Most popular, competitive games will have some degree of cheating, and if the title in question is a free-to-play one, the problem can become rampant. That’s certainly been the case in Apex Legends, but as Respawn Entertainment fights its unending war against cheaters and cheat makers, it’s been keeping us abreast of its efforts. As it turns out, Respawn has been giving cheaters a taste of their own medicine when they queue up for games.
In a recent developer check-in, Respawn says that one way it’s been keeping cheaters from ruining public games is by matching them with other cheaters and spammers. To some, that might not be as preferable as banning them outright, but we doubt anyone who’s playing the game legitimately will shed a tear for cheaters who are forced to play with other cheaters.
As Respawn explained in that developer check-in, there are other things it’s doing to combat cheating in Apex Legends. The company has employed machine learning to create behavior models on cheaters that will help it automatically detect and ban offending players. It’s also started requiring two-factor authentication for high-risk accounts in certain regions.
Part of the reason why the war against cheating is something that can never be won is because cheat makers are constantly working on new ways to skirt the rules, and Respawn says that continuously working to adapt to new cheats is part of its strategy. It’s also been looking into how to people party up for additional insight, noting that even if a player doesn’t have cheats running on their machine, they’re still guilty of cheating themselves when they party up with cheaters.

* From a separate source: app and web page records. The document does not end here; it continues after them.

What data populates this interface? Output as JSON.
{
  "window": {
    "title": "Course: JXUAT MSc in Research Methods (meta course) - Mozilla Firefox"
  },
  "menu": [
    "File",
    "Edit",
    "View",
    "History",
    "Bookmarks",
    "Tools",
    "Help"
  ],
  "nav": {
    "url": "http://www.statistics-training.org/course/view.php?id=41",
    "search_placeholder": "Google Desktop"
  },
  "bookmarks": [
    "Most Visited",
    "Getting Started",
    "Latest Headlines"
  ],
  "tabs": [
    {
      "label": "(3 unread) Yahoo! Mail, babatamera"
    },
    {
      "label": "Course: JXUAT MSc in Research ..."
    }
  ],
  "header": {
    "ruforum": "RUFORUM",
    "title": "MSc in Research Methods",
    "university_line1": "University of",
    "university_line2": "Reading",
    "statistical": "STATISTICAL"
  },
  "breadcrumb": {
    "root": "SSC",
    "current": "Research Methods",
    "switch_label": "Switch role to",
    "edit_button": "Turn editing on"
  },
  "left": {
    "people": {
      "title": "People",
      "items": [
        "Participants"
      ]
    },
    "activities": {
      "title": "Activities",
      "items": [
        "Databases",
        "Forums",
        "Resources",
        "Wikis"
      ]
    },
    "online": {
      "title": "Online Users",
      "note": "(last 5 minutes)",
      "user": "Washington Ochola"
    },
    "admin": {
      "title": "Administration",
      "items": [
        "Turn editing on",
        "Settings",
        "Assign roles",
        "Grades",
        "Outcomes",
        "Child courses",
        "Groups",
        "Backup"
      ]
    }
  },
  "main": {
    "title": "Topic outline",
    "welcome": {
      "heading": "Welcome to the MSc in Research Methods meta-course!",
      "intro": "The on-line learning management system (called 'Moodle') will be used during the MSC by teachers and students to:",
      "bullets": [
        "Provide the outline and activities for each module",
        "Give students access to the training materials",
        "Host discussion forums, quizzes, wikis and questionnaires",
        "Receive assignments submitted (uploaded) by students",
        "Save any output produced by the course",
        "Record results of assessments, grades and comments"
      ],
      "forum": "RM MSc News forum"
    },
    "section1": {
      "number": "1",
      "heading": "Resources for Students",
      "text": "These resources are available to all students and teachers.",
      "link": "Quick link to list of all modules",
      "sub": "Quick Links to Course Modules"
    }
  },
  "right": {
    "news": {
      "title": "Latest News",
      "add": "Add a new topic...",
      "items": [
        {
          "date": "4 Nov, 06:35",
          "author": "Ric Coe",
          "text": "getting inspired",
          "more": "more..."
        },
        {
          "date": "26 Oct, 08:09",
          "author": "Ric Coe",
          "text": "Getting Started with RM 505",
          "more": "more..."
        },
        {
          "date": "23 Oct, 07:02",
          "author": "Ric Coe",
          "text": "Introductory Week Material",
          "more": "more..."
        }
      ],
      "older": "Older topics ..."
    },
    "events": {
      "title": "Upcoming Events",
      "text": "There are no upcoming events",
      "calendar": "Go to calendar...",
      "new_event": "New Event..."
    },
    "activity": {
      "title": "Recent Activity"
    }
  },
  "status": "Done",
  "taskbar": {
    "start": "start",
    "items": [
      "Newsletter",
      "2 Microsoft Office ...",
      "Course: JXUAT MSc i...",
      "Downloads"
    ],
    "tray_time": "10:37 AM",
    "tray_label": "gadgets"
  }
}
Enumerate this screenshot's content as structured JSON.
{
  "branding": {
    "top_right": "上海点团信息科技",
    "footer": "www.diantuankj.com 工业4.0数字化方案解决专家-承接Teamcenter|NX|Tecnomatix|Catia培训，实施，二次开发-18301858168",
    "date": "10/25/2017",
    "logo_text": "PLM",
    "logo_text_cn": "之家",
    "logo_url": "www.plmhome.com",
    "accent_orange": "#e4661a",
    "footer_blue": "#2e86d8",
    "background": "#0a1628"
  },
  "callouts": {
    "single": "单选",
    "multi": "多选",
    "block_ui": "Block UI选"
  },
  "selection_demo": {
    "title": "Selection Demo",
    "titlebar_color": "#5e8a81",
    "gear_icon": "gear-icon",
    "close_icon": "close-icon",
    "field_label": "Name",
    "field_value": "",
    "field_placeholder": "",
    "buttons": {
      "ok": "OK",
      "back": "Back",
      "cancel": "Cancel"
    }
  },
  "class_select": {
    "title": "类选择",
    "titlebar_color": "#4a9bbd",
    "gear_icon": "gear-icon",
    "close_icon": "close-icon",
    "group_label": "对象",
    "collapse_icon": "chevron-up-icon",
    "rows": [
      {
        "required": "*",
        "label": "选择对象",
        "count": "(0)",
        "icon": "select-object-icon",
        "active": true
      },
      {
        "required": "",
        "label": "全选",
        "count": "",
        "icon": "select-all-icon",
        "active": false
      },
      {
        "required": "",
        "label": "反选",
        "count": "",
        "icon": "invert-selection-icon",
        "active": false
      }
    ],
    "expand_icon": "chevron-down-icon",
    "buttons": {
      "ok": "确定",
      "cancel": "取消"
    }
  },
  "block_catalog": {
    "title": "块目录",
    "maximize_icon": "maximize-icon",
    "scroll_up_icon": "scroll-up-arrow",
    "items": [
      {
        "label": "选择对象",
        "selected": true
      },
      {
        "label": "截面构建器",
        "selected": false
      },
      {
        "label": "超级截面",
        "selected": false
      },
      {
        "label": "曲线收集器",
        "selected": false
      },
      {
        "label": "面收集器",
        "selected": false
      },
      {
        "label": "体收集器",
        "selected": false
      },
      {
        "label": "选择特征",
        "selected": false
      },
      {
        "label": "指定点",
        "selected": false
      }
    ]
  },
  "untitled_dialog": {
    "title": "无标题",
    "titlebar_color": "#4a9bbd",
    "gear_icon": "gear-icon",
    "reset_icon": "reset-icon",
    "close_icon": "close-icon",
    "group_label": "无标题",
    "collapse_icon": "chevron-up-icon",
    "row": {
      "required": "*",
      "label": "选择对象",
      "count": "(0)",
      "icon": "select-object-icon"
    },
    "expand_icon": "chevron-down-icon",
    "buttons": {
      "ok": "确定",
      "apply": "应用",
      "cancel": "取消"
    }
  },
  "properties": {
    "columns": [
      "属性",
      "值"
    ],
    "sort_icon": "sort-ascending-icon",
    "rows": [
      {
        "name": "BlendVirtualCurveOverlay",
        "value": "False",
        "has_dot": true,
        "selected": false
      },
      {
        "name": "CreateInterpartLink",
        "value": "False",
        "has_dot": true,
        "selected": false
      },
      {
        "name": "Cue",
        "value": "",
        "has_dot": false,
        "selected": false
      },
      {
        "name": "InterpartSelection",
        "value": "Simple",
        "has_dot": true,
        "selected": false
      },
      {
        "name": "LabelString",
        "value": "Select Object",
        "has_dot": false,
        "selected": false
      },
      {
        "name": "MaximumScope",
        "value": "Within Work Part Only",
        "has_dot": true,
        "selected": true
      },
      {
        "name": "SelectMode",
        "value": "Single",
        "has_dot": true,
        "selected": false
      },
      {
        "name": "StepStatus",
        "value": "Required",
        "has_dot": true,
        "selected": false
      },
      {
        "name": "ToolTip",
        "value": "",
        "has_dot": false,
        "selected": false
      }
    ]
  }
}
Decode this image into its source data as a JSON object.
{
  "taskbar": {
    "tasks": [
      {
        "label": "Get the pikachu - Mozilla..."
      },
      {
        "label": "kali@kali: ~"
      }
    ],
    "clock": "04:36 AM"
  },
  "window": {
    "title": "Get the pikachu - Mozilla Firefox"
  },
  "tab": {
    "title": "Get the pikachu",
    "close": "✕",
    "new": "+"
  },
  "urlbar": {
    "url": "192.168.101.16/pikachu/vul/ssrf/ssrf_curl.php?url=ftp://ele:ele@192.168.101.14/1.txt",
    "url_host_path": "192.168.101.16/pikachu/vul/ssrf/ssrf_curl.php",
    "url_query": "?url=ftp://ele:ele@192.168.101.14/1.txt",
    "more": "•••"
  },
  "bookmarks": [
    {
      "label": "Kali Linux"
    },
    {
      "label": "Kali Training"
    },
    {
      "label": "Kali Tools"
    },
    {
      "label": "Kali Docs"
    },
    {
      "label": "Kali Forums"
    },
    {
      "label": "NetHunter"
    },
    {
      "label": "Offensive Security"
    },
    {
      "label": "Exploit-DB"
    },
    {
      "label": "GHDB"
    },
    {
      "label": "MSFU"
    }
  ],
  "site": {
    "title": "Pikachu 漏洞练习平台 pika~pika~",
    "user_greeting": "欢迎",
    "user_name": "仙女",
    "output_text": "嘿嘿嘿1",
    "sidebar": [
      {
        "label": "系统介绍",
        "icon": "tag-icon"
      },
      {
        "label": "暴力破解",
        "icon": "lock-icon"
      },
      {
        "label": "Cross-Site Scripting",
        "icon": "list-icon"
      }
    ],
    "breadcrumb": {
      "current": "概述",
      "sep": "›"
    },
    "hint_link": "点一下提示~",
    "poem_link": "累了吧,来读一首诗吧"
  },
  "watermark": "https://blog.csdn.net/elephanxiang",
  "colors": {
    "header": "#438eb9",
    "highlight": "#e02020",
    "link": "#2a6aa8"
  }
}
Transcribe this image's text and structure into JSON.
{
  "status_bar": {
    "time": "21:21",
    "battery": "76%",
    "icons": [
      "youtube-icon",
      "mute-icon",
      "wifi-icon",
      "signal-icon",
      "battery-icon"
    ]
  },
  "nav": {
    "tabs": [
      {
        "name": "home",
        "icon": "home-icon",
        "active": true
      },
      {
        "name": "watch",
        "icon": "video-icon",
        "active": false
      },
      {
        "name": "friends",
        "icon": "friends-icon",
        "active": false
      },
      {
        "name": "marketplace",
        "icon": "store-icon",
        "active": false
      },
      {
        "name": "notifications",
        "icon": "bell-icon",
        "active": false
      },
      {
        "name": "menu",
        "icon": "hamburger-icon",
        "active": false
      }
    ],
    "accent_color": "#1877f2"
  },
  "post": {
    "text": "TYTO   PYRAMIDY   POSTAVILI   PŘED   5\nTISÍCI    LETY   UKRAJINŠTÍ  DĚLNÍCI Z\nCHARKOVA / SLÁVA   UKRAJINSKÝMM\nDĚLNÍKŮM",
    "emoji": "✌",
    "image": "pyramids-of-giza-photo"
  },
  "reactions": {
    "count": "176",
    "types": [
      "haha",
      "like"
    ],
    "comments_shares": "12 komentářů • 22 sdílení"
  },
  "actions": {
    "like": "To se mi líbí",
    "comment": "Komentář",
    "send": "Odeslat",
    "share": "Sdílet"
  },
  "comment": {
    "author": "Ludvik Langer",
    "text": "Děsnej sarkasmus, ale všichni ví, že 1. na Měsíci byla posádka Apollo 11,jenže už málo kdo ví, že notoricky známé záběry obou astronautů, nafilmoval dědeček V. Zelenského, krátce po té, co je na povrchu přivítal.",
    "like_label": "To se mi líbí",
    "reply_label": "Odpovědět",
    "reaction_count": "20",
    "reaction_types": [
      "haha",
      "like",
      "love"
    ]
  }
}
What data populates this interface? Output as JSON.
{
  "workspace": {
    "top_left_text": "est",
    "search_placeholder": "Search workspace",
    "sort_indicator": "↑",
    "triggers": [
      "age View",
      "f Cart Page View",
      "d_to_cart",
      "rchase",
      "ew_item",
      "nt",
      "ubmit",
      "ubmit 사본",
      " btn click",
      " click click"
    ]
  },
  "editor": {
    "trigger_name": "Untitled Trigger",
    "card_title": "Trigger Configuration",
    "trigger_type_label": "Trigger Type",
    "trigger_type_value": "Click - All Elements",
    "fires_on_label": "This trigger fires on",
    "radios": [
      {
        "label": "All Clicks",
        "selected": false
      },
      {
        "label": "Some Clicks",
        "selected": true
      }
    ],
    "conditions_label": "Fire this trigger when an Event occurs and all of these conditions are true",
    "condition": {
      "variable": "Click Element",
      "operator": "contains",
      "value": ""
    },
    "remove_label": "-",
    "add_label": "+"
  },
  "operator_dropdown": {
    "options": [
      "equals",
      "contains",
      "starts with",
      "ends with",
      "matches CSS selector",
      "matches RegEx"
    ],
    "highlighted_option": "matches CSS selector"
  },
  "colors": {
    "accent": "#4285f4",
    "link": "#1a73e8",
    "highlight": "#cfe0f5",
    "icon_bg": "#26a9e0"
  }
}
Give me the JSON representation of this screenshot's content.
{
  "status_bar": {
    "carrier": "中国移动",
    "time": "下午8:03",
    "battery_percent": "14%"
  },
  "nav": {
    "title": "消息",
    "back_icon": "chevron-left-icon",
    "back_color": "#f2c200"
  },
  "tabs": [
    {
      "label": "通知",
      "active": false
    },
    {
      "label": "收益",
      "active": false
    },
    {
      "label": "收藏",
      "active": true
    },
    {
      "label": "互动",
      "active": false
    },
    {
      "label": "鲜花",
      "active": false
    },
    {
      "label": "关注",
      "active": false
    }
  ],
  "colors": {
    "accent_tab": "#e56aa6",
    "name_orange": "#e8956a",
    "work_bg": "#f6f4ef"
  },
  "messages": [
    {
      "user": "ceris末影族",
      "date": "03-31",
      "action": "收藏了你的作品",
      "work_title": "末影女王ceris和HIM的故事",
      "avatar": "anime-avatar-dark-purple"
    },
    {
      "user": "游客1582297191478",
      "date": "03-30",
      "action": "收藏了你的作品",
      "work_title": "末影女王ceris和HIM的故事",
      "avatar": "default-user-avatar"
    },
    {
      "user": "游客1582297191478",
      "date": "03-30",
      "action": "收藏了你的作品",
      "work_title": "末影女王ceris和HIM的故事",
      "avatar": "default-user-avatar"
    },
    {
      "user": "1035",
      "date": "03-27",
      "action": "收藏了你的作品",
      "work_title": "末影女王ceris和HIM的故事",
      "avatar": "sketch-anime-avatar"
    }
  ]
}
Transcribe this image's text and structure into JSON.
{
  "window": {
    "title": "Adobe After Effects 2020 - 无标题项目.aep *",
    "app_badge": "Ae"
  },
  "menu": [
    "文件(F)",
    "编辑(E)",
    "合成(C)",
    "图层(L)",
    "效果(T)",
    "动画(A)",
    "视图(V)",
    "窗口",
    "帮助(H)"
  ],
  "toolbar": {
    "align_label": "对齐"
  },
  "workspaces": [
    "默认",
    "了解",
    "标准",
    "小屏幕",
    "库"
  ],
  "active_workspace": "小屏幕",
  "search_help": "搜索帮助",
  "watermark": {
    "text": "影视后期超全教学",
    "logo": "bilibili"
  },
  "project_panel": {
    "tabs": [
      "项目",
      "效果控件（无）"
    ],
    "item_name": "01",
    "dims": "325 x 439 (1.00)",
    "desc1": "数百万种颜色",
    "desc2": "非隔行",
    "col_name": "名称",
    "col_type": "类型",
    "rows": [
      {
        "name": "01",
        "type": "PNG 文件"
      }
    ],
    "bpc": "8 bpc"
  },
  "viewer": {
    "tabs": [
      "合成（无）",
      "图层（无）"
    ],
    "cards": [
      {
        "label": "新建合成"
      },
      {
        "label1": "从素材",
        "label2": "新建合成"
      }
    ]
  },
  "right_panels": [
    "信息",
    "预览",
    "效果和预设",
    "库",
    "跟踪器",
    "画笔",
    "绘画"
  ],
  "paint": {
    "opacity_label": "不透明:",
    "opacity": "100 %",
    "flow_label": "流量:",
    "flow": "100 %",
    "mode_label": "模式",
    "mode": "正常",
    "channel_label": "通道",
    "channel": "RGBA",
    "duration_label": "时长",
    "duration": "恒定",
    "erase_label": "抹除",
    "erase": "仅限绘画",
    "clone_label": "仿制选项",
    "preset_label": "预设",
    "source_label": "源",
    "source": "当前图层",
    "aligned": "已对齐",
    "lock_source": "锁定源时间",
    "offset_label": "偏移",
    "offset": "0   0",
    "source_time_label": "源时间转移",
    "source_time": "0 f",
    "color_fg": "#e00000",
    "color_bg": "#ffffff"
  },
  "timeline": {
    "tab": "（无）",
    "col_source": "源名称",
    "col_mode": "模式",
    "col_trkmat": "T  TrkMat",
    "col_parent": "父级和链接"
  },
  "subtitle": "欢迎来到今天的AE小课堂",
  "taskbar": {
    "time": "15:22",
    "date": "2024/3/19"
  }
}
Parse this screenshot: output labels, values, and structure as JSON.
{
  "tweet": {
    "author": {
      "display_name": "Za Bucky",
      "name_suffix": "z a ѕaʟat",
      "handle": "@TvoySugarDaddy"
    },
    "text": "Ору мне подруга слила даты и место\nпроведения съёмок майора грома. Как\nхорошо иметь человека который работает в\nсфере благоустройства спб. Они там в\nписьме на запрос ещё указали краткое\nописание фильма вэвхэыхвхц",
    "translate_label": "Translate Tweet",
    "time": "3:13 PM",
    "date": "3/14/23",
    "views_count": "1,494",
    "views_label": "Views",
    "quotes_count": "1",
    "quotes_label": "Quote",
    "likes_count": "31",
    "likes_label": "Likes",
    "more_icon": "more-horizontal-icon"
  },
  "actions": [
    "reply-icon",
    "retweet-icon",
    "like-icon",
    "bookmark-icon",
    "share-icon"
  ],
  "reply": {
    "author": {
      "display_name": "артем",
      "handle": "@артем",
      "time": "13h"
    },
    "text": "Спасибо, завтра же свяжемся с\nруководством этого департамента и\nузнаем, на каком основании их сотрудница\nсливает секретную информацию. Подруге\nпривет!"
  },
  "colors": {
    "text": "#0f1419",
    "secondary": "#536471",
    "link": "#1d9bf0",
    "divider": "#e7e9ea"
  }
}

Of course, Respawn can only get so much done on its own, so it ends that section by reminding players that they can report suspected cheaters using the Report a Cheat form on the Apex Legends website. While the war might never be totally won, it is nice to know that somewhere out there, a cheater is raging at the fact that they were killed by another cheater. Perhaps there is justice in the universe after all.